Mandatory Community Service, An Oxymoron

Maya

Maya L.

Maya L.

Finishing my history essays and studying for a math test can keep me occupied the whole night, but a new task has been consuming my time: community service. Like many high school students across the nation, I must serve a certain number of community service hours over the course of four years in order to graduate. The specific form and amount of service may vary between schools, but the message is clear: serve your community or risk not graduating.

Don’t get me wrong; I understand why community service is necessary and an important part of education. It teaches students about communal engagement and helps them gain work experience. However, most of my peers volunteer to fulfill the requirement; their philanthropic efforts end there. 

“When mandatory, people treat [service] like it’s another task to finish,” said Charlotte Z. ’22. 

“[It’s] supposed to be something you do when you are moved by an issue, and you wanna spend your free time helping people,” Sonaya W. ’22 stated. 

In the U.S., high school districts across 35 states require some kind of community service for graduation.
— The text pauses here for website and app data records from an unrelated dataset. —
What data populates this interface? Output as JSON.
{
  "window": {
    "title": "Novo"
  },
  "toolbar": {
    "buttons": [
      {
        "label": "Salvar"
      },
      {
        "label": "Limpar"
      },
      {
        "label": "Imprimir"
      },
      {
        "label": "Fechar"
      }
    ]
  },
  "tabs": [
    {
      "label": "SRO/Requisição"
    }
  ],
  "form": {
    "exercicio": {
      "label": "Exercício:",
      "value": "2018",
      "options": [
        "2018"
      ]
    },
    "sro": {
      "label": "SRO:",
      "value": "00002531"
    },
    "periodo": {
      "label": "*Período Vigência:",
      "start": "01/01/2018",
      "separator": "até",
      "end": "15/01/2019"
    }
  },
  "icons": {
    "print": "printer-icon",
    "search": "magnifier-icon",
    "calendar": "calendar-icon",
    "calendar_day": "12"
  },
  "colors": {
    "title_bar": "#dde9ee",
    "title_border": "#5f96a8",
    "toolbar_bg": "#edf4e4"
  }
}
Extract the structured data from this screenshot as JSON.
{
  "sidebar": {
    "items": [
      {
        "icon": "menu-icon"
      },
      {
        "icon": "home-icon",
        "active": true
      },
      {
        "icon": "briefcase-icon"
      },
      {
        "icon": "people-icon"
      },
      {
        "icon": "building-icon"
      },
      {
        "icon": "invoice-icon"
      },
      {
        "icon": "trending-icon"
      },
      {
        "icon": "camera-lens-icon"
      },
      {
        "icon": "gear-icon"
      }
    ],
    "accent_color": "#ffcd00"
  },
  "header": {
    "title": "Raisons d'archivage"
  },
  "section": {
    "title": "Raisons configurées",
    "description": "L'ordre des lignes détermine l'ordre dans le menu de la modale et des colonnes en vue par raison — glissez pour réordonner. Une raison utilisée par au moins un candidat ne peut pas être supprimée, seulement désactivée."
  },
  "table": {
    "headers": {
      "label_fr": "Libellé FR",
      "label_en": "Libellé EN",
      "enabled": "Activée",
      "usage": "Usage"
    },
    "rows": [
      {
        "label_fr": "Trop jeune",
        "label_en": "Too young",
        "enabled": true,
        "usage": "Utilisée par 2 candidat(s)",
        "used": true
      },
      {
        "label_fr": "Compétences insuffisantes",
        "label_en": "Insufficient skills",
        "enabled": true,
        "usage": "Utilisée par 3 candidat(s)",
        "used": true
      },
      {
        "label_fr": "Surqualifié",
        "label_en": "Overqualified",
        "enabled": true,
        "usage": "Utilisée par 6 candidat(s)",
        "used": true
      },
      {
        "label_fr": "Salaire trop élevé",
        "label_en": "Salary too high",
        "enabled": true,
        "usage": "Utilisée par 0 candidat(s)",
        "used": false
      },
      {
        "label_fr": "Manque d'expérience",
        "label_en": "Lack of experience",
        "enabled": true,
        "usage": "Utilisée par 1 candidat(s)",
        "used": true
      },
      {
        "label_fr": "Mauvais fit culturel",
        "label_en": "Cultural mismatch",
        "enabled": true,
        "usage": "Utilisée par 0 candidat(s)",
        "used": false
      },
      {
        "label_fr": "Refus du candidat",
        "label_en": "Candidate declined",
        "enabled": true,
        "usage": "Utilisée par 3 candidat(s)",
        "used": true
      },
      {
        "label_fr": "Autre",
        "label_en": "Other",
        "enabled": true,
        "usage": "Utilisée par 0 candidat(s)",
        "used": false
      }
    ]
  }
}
However, doing so compromises the real principle behind volunteering.

The primary purpose of community service should be to help others in need. And the purpose of education is to inspire students to become individuals who want and choose to help because they see themselves as agents of change in their communities.  

With mandatory volunteering, students count hours fulfilled rather than examine their impact and role in their communities. However, when schools emphasize service learning instead of just requiring service, students will do more than fulfill the requirement: they will find more opportunities to change their community. “If the work students do in the field is coupled with group discussions on social issues and community initiatives, then their service work has an exponential impact, deepening their connections to the community and producing longer-lasting engagement,” said Becca Marcus, Director of Global Programs at Chadwick School.

“I think there is probably universal agreement that the ideal way would be for students to do it on a voluntary basis because it is something that is important and is a way to give back to the community,” Dr. Bierworth, Herricks School District Superintendent, stated in the New York Times article, “The Logic of ‘Mandatory Volunteerism’.” “If you mandate it, you take out the voluntary part.” 

No one is arguing against community service. In fact, schools should do everything they can to encourage students to develop meaningful relationships with their community and to see their education as a vehicle for helping others, but schools rob students of that opportunity when they require volunteering that is isolated from any meaningful educational program.  

 

Works Cited: 

Ain, Stewart. “The Logic of ‘Mandatory Volunteerism’.” The New York Times, The New York Times, 23 Mar. 2003,

      www.nytimes.com/2003/03/23/nyregion/the-logic-of-mandatory-volunteerism.html 

“Schools Take ‘Voluntary’ Out of Community Service.” Los Angeles Times, Los Angeles 

      Times, 13 May 1997, www.latimes.com/archives/la-xpm-1997-05-13-mn-63033-story.html.

 “Student Volunteers: A Required Course?” The New York Times, The New York Times, 8 

      Mar. 1992, www.nytimes.com/1992/03/08/nyregion/student-volunteers-a-required-course.html